The Nation’s Labor Relations Board (“NLRB”) has lately been aggressive in the enforcement from the National Labor Relations Act (“NLRA”) and, particularly, Section 7 from the NLRA, which safeguards employees’ legal rights to create or enroll in a union and have interaction in “protected, concerted activity” regarding wages, hrs along with other working conditions for his or her “mutual aid or protection.” The NLRB has additionally been diligent in attempting to safeguard employees’ legal rights under Section 8(a)(1) from the NLRA, which prohibits companies from disturbing employees’ Section 7 legal rights. The NLRA is applicable to both union and nonunion workplaces. Within the last many years, the NLRB has carefully examined worker guide guidelines to make sure that they don’t unintentionally stop or “chill” protected Section 7 activity.
On March 18, 2015, the NLRB’s General Counsel, Richard F. Griffin, Junior. released a comprehensive memo titled “Report from the General Counsel Concerning Employer Rules,” which addresses recent guide policy cases and offers good examples of place of work guidelines the NLRB thinks will “chill” worker activity, in addition to good examples of individuals which will pass NLRB muster. The report also addresses guide rules gleaned from the lately settled NLRB charge against Wendy’s Worldwide LLC.
The Overall Counsel’s memo features a discussion of guidelines within the regions of confidentiality, conduct toward co-employees and management, communications using the media, conflicts of great interest, photography and recording within the place of work, and using ip. Even though the NLRB continues to be inspecting guide guidelines for a while, this memo provides concrete good examples from the NLRB’s sights in this region. As reflected within the memo, the main difference from a authorized and illegal policy is frequently a significant close call.

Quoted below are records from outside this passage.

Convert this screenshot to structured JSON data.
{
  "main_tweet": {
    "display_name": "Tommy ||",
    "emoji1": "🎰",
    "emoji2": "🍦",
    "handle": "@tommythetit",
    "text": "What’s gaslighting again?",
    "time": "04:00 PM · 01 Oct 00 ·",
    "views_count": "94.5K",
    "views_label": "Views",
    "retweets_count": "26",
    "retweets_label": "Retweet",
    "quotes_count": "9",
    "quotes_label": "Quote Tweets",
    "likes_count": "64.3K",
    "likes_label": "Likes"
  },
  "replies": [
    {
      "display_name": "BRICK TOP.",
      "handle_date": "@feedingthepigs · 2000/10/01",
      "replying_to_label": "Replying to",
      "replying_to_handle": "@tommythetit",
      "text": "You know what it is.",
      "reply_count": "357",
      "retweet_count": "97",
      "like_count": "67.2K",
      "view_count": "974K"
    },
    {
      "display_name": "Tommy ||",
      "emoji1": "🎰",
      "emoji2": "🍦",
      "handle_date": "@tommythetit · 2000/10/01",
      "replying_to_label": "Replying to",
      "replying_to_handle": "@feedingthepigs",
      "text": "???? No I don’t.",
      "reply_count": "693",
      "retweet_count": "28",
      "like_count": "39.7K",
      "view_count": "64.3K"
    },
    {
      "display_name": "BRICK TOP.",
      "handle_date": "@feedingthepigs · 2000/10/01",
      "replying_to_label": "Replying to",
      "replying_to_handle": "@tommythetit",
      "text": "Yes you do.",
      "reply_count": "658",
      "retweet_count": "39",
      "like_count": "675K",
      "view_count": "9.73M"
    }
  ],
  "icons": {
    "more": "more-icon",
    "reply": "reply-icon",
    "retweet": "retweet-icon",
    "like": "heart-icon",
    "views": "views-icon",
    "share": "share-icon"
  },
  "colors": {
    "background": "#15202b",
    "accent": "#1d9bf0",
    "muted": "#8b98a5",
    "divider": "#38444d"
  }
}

Considering this guidance, companies should examine their handbooks and employment guidelines to make sure that they’ll withstand NLRB scrutiny.